Nebraska forced a three and out, and then scored easily on their first possession, capped by a 5-yard touchdown run by fullback Mark Schellen to take a 7–0 lead just four minutes into the game, and the heavily favored Huskers looked as if they would put the Tigers away early. But then a series of miscues turned the game on its head.
Toby Williams intercepted a Tiger pass at the Husker 7, to thwart a promising LSU drive. But the Huskers fumbled the ball right back to LSU on the very next play from scrimmage, and Dalton Hilliard scored from the 1 to tie the game at 7.

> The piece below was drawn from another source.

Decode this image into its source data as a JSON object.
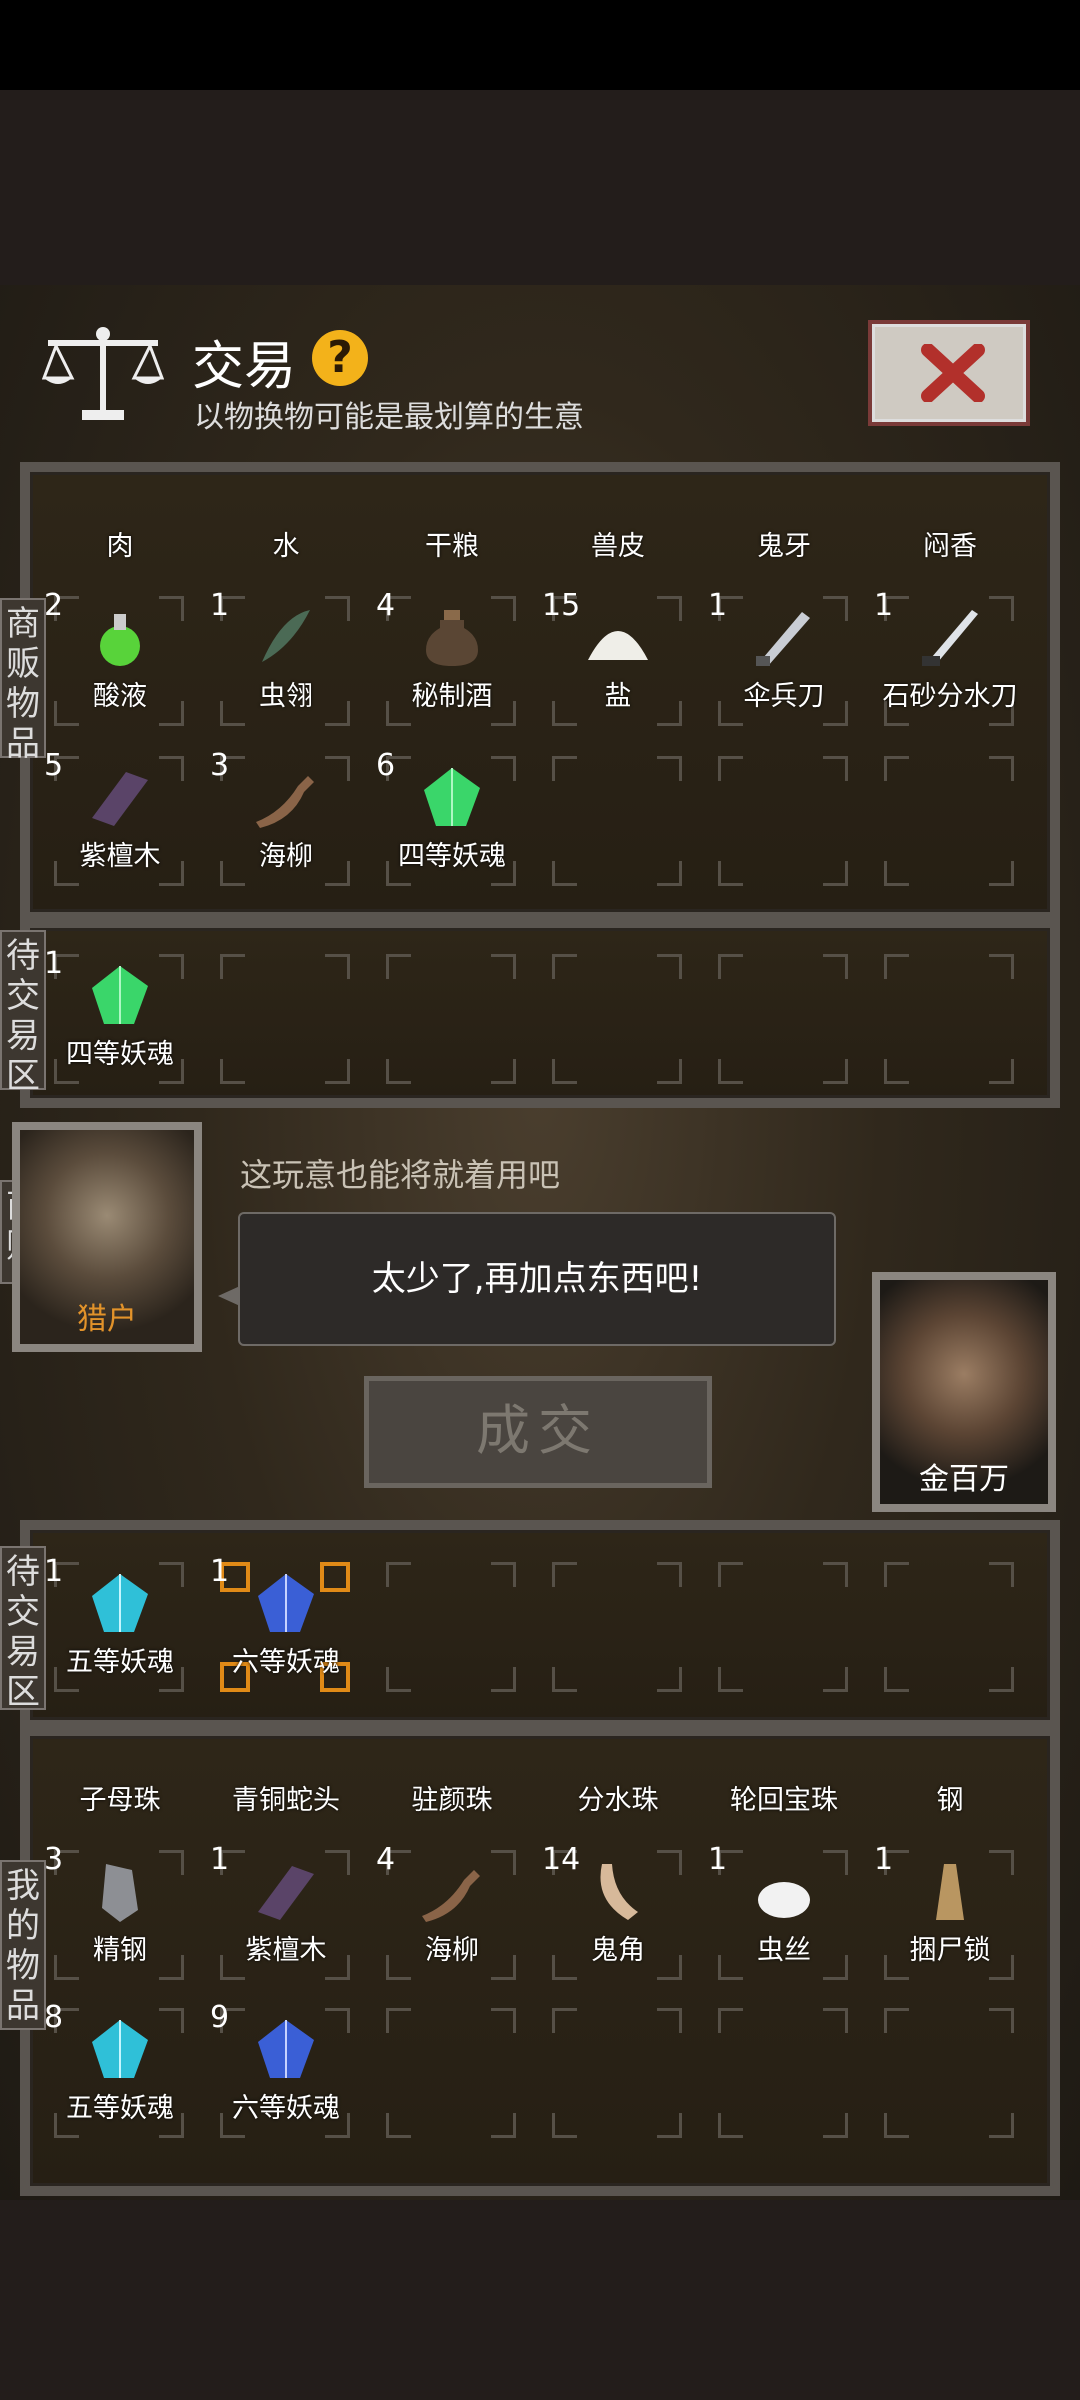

Nebraska drove to the LSU 15 before fumbling again, then inexplicably fumbled a third time after forcing LSU to punt. Turner Gill then threw an interception. The Tigers took advantage with a second Hilliard 1-yard touchdown run, and Nebraska found itself trailing 14–7 at halftime after committing four turnovers on four consecutive series.
Halftime provided no relief for the mistake-prone Husker offense, with a missed field goal on the opening drive of the second half, followed by yet another fumble. LSU converted the latest Husker error into a 28-yard Juan Bentanzos field goal, which gave them a 17–7 lead.
On the very next series, Nebraska held on to the football and went on a 12-play, 80-yard scoring drive, capped by an 11-yard swing pass from Turner Gill to Mike Rozier which pulled the Huskers within three at 17–14.
Gill then finished off a 7-play, 47-yard drive with a QB sneak early in the fourth to put the Huskers ahead 21–17. Another miscue, this time a dropped pass on a fake field goal, prevented the Huskers from extending their lead. LSU got a 49-yard field goal from Bentanzos late following an interception (Nebraska's sixth turnover of the night), but they could not get the ball back again, and the Cornhuskers held on to win 21–20.
- Nebraska - Mark Schellen 5 run (Kevin Seibel kick)
- LSU – Dalton Hilliard 1 run (Juan Betanzos kick)
- LSU – Hilliard 1 run (Betanzos kick)
- Nebraska - Gill 1 run (Seibel kick)
- LSU – Field goal, Betanzos 49
Statistics LSU Nebraska First Downs 12 22 Rushes–yards 31–38 58–219 Passing yards 173 184 Passes 14–30–2 13–22–2 Total yards 211 403 Punts–average 6–39 1–31 Fumbles–lost 1–0 4–4 Turnovers by 2 6 Penalties-yards 8–57 4–25 Time of possession 25:28 34:32